::: Listed entries :::
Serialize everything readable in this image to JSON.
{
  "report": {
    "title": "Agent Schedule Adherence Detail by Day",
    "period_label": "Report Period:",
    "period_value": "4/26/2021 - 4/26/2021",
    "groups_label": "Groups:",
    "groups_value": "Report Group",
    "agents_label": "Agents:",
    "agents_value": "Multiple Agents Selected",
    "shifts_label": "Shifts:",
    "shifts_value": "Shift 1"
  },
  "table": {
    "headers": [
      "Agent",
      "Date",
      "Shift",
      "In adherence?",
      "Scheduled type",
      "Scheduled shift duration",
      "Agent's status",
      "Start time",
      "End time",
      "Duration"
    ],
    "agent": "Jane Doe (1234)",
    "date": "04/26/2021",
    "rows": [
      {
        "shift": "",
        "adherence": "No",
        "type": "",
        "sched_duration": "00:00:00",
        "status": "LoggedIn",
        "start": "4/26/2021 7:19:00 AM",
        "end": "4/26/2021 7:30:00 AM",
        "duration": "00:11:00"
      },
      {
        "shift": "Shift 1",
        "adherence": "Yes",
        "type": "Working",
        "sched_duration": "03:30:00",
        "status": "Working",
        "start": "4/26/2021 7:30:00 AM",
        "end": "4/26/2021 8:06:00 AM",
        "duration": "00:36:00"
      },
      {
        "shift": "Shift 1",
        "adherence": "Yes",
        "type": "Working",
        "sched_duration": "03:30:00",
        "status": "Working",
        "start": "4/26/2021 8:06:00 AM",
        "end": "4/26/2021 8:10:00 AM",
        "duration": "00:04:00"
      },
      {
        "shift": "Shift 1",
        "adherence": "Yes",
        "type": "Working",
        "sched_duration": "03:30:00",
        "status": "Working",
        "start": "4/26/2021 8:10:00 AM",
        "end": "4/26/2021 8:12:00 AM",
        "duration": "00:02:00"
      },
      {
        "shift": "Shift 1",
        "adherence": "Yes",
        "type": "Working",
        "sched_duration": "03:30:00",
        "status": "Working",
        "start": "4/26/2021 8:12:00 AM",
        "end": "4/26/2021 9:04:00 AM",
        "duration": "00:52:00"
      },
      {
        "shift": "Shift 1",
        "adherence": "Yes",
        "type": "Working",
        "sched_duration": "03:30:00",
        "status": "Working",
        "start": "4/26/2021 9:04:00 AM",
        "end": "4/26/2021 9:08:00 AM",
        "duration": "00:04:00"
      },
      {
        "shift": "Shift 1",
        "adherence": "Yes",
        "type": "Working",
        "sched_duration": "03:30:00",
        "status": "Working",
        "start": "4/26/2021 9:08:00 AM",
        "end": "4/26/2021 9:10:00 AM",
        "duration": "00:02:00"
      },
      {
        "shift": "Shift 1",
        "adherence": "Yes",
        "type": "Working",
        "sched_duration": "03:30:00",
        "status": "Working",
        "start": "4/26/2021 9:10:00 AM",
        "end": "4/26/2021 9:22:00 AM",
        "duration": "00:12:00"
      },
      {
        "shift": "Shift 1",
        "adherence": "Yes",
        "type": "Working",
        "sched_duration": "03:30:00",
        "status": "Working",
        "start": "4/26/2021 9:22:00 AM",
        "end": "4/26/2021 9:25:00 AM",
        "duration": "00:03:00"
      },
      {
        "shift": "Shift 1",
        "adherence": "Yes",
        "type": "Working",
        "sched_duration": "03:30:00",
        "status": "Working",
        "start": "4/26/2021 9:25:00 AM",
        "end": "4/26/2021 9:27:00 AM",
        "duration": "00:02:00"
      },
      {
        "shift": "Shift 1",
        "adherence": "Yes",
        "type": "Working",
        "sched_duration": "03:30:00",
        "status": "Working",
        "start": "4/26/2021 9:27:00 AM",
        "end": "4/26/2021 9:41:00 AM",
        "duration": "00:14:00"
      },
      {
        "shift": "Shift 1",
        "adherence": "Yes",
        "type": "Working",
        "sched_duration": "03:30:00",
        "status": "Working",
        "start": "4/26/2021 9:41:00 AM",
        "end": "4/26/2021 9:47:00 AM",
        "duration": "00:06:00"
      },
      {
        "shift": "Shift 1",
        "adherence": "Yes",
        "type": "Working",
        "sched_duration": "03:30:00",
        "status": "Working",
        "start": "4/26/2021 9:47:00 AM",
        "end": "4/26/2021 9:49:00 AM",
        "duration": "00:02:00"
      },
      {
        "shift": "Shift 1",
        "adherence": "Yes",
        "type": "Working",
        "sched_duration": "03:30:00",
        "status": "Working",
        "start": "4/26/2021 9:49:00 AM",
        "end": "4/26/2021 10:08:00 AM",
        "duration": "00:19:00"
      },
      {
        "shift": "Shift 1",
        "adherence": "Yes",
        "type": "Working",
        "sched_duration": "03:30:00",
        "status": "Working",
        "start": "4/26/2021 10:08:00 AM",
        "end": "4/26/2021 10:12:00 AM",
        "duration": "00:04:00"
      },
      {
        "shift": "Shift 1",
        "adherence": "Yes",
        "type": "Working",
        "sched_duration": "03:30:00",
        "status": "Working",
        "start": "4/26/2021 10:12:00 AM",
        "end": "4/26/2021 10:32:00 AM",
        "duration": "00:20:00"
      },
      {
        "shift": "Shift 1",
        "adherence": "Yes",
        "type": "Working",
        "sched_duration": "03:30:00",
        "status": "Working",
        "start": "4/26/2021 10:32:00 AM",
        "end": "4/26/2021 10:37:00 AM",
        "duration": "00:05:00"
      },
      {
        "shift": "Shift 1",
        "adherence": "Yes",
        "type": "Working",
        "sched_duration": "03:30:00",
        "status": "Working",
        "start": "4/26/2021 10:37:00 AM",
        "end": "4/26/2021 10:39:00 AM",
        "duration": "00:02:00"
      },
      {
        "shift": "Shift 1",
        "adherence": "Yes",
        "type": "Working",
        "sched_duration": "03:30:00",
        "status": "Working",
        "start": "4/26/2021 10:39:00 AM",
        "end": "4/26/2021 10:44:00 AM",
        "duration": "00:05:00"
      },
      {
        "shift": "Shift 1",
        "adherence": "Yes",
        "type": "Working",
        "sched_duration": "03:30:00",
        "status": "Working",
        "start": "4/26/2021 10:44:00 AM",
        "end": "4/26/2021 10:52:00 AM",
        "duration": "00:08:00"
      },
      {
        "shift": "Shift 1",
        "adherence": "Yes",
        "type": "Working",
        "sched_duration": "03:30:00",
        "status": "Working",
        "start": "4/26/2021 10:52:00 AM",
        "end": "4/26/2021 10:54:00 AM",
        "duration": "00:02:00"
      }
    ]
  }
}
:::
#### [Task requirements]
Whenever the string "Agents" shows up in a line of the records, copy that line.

#### [Task output]
    "agents_label": "Agents:",
    "agents_value": "Multiple Agents Selected",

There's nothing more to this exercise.